By Stockton family standards, Riley took the long road to college stardom, but his timing was perfect.
“Since I’m the youngest, my parents don’t have anybody else at home, so they’ve been to a lot of my games,” said Stockton, a football and basketball star at Ferris who leads Seattle Pacific in both rebounding and defensive intensity.
Parents Steve and Mary Ann have been “ultra-supportive,” said Stockton, a 6-foot-4 sophomore whose older brother Shawn also has caught a few games since finishing his career at Montana last year.
“He hadn’t been able to see me play much, so it’s been cool,” Stockton said.
Cooler yet, it was Stockton who grabbed a loose ball and called a timeout with 12 seconds to play in last week’s Great Northwest Athletic Conference title game against Western Washington, setting up teammate Jobi Wall’s winning 3-pointer at the buzzer.

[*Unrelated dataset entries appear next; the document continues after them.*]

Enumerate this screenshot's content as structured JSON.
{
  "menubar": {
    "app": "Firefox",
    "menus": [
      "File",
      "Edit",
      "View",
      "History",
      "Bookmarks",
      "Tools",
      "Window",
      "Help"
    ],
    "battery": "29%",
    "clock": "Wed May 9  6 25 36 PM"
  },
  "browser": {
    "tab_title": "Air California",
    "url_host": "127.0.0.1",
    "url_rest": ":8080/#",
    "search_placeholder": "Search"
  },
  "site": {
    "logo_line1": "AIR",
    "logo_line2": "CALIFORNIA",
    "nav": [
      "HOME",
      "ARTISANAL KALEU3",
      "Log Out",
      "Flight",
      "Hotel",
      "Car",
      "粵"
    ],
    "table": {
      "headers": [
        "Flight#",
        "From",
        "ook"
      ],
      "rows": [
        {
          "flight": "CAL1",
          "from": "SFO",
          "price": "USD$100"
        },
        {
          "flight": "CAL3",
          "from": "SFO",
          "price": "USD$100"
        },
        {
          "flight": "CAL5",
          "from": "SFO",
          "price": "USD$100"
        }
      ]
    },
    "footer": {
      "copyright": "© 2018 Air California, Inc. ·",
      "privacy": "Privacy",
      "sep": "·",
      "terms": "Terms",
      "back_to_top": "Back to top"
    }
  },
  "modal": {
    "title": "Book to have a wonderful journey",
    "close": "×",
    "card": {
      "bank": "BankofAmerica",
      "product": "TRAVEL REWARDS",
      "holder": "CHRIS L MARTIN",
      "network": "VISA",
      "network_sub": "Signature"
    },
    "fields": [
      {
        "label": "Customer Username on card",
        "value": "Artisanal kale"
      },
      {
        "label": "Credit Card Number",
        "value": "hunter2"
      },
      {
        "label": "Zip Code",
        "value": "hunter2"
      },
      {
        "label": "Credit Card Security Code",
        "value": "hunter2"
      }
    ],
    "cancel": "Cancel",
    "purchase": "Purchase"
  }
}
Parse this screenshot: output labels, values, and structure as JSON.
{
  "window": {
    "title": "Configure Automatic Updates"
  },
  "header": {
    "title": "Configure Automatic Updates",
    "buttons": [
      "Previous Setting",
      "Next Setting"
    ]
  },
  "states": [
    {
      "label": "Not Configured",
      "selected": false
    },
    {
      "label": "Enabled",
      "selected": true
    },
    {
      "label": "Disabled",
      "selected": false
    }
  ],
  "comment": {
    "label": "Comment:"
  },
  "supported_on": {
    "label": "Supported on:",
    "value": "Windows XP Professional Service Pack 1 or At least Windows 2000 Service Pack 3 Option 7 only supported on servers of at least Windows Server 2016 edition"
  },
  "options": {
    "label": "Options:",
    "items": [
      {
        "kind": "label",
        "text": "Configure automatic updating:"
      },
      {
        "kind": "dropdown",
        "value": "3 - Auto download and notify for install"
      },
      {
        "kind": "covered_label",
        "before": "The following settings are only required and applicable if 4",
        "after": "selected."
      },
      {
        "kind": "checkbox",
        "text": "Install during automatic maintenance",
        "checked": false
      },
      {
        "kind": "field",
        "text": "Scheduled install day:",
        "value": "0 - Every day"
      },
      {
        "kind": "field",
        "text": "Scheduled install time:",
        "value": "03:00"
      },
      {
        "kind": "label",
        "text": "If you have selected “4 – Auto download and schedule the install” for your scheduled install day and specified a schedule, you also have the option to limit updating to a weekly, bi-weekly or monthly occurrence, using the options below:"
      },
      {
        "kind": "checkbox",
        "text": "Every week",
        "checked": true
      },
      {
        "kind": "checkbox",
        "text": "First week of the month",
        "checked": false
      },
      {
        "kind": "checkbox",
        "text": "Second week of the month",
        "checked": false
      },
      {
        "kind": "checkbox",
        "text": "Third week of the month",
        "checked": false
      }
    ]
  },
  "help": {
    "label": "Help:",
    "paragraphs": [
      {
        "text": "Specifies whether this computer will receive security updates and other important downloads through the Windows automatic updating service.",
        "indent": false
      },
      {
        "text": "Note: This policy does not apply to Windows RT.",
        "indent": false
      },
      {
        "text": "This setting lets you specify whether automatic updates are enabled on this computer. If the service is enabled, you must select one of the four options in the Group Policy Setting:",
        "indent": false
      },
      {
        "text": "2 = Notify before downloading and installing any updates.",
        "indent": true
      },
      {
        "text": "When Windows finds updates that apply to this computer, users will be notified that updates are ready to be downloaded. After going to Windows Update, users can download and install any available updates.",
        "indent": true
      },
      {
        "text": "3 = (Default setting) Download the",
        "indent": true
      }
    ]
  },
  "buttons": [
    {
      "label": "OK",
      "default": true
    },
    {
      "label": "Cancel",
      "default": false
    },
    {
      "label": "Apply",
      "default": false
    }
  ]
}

“I wasn’t even sure we had a timeout left,” Stockton said of a heady play that complements his 3.92 grade-point average. “But it kind of showed that we’re capable of beating them – it’s the first since I’ve been here.”
This week, Stockton was named the GNAC Defensive Player of the Year. He’s also the shortest player to win the league rebounding title, with 7.6 per game.
“I think I found the perfect place for me,” said Stockton. “But Spokane always will be my home.”
sponsored According to two 2015 surveys, 62 percent of Americans do not have enough savings to handle an unexpected emergency, much less any long-term plans.